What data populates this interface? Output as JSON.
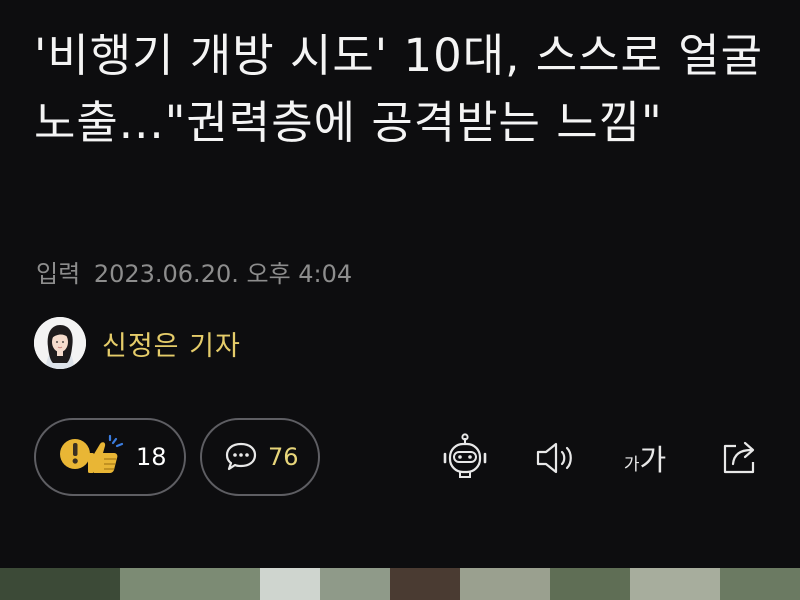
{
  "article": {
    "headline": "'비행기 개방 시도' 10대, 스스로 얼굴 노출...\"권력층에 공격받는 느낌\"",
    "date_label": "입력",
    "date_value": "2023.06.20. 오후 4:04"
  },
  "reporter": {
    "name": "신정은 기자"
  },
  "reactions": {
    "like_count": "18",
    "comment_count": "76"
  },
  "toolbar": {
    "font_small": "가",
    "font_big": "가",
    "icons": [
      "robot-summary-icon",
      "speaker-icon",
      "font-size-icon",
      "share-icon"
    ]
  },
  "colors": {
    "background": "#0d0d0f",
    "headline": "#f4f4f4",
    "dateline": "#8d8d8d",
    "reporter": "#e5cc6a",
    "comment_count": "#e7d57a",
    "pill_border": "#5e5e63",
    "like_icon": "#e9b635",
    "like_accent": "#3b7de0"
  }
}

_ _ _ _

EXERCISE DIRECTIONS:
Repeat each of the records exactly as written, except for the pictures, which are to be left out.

RESPONSE:
What data populates this interface? Output as JSON.
{
  "article": {
    "headline": "'비행기 개방 시도' 10대, 스스로 얼굴 노출...\"권력층에 공격받는 느낌\"",
    "date_label": "입력",
    "date_value": "2023.06.20. 오후 4:04"
  },
  "reporter": {
    "name": "신정은 기자"
  },
  "reactions": {
    "like_count": "18",
    "comment_count": "76"
  },
  "toolbar": {
    "font_small": "가",
    "font_big": "가",
    "icons": [
      "robot-summary-icon",
      "speaker-icon",
      "font-size-icon",
      "share-icon"
    ]
  },
  "colors": {
    "background": "#0d0d0f",
    "headline": "#f4f4f4",
    "dateline": "#8d8d8d",
    "reporter": "#e5cc6a",
    "comment_count": "#e7d57a",
    "pill_border": "#5e5e63",
    "like_icon": "#e9b635",
    "like_accent": "#3b7de0"
  }
}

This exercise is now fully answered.